RFAPutting the acreage report in context with respect to America’s ethanol industry, Renewable Fuels Association President Bob Dinneen said it shows how American farmers are capable of meeting the growing demand for feed, food, fiber and fuel.

“This report once again demonstrates that together with agriculture, American ethanol producers can help lead this nation in new, renewable energy direction,” said Dinneen.

National Corn Growers Association chairman Ken McCauley says his corn in Northeast Kansas looks good right now and it’s important to remember that there is plenty of corn being grown outside of Iowa.

“I tell you what, everybody is going to produce some corn,” McCauley said. “Iowa will produce a lot of corn and when you get down to it we’re gonna have a good corn crop and it could even be one of the better one or two or three.”

Listen to an interview with Ken here:

New EPIC Board Member Calls for a Cohesive Ethanol Industry

Another representative of Fagen Incorporated has joined the ranks in the Ethanol Promotion and Information Council. Matt Sederstrom of Platinum Ethanol is a new board member, elected at EPIC’s first annual meeting earlier this month.

Matt says he hopes to drive a solid cohesiveness in the ethanol industry, bringing more members and industry partners together for a common cause.

“Now more than ever you’re probably seeing a need for us to step up and be more of a cohesive industry,” Matt said.
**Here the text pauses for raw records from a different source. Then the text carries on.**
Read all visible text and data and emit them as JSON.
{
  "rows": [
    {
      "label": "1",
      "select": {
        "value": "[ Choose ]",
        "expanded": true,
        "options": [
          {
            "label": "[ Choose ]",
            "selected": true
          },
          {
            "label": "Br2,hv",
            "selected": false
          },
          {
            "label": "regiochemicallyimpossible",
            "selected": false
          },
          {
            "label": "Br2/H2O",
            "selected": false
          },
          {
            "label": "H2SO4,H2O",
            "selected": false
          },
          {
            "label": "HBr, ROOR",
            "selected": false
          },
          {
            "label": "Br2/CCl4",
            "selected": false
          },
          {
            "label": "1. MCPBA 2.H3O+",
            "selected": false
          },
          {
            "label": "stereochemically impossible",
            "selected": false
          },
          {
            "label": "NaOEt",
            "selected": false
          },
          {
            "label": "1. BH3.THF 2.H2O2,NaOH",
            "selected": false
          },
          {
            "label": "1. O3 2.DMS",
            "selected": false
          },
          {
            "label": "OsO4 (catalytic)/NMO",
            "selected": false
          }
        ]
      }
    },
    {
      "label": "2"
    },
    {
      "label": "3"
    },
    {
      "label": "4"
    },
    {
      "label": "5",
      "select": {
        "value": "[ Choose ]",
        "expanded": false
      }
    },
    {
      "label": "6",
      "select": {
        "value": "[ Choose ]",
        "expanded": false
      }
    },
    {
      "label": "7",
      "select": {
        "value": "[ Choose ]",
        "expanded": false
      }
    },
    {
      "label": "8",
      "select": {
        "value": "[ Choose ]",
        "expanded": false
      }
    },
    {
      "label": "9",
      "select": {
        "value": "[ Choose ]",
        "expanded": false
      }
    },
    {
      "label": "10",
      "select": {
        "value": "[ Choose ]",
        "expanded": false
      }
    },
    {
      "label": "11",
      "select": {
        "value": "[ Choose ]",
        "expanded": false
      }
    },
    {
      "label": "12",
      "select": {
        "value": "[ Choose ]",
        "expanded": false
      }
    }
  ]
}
He echoed LifeLine Foods‘ Dave Vander Griend saying “everyone has to shoulder the load.”

Chuck spoke with Matt at EPIC’s first annual meeting. You can listen to Chuck’s interview here:

EPIC Board Embraces Veteran Experience with Ethanol

Gary Pestorious (pictured speaking with EPIC founder Ron Fagen) isn’t new to ethanol nor to the Ethanol Promotion and Information Council. Gary was elected for another term as an EPIC board member at the organization’s first annual meeting.

As a two year veteran with EPIC, one thing Gary stresses is EPIC’s role in the ethanol industry. He says EPIC is not a political arm, rather its an organization meant to do exactly what its name states “promote and inform.”

Gary says informing the public is crucial to the growth of the industry, “once [consumers have] understood the truths, they’re always for ethanol… If you understand ethanol you will vote for it.”

Chuck spoke with Gary at EPIC’s first annual meeting. You can listen to Chuck’s interview here:

New EPIC Board Member Man of Many Hats

One of the newest board members of the Ethanol Promotion and Information Council is a man of many hats. Ray Defenbaugh is the CEO of Big River Resources, a company that’s based in Southeast Iowa. The company already operates a one 100 million gallon ethanol plant and another is under construction.

But, Ray doesn’t just know ethanol production. He’s also quite the fiscally savvy farmer. Ray serves as chairman of the board for a $330 million bank.

That’s still not all. He serves as a director for the Renewable Fuels Association as well.

When asked about this latest “hat” though, Ray says ethanol possesses a “wide area of influence and effect.” He says the fuel is an excellent representation of value added agriculture, “bringing value right back into our Midwestern community right where it belongs.”

Chuck spoke with Ray at EPIC’s first annual meeting. You can listen to Chuck’s interview here: